Chesterfield County middle schools this year are assessing all eighth-graders' knowledge of 21st-century skills, which include communication, collaboration, critical thinking, problem solving, innovation and use of technology.
"We obviously want our kids to have those 21st-century skills," said director of technology Lynda Gillespie. "The only way to make sure that you have those skills is through assessment."
Area schools assess students’ 21st-century skills
JUAN ANTONIO LIZAMA TIMES-DISPATCH STAFF WRITER
Published: May 24, 2010
Meanwhile, back on Planet Earth, life goes on:
Statistically speaking, however, having an expertise in statistics may help in getting a job: according to a survey conducted by the National Association of Colleges and Employers, graduates with math skills are more likely than their peers in other majors to find themselves promptly and gainfully employed.
The safest of all degrees to be acquiring this year is in accounting: forty-six per cent of graduates in that discipline have already been offered jobs. Business majors are similarly placed: forty-four per cent will have barely a moment to breathe before undergoing the transformation from student to suit. Engineers of all stripes—chemical, computer, electrical, mechanical, industrial, environmental—have also fared relatively well since the onset of the recession: they dominate a ranking, issued by Payscale.com, of the disciplines that produce the best-earning graduates. Particular congratulations are due to aerospace engineers, who top the list, with a starting salary of just under sixty thousand dollars—a figure that, if it is not exactly stratospheric, is twenty-five thousand dollars higher than the average starting salary of a graduate in that other science of the heavens, theology.
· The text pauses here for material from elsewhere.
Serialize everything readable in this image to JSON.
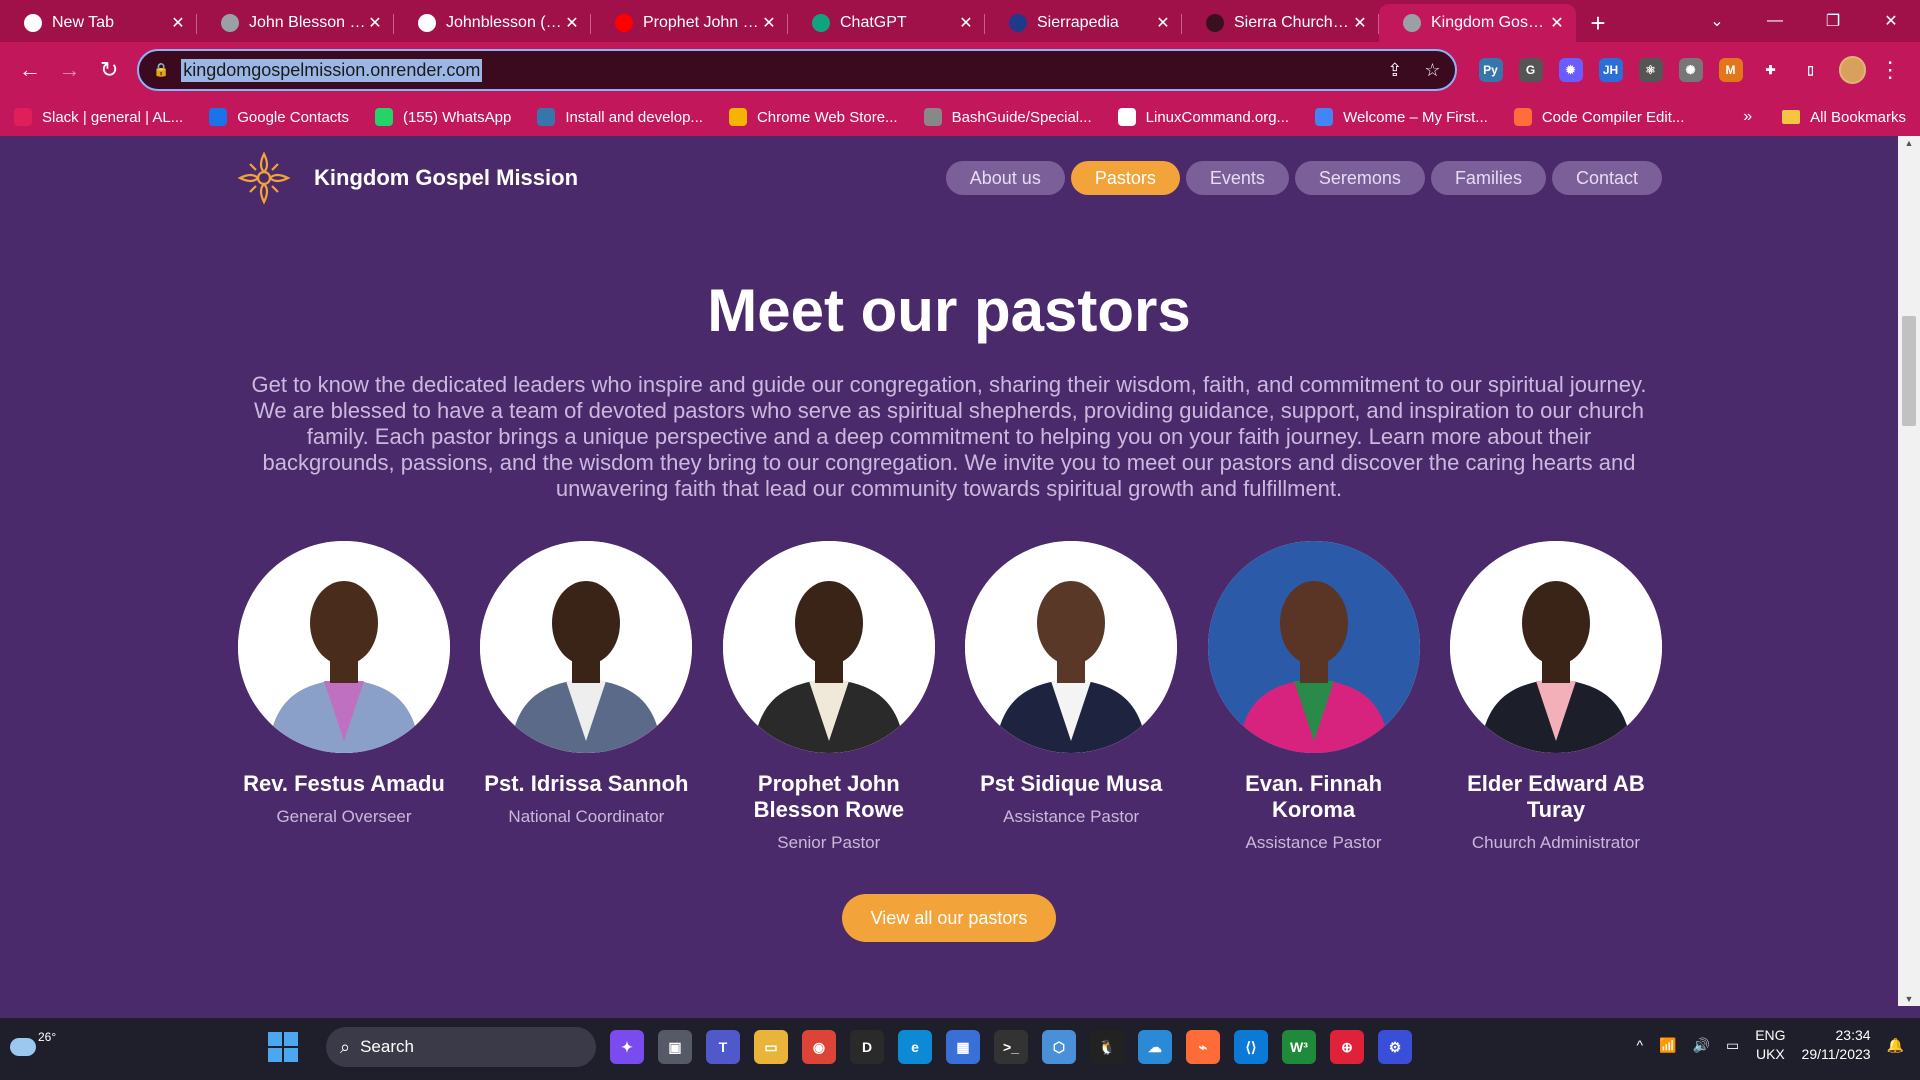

Economics majors aren’t doing badly, either: their starting salary averages about fifty thousand a year, rising to a mid-career median of a hundred and one thousand.
Learning by Degrees
by Rebecca Mead
The New Yorker
June 7, 2010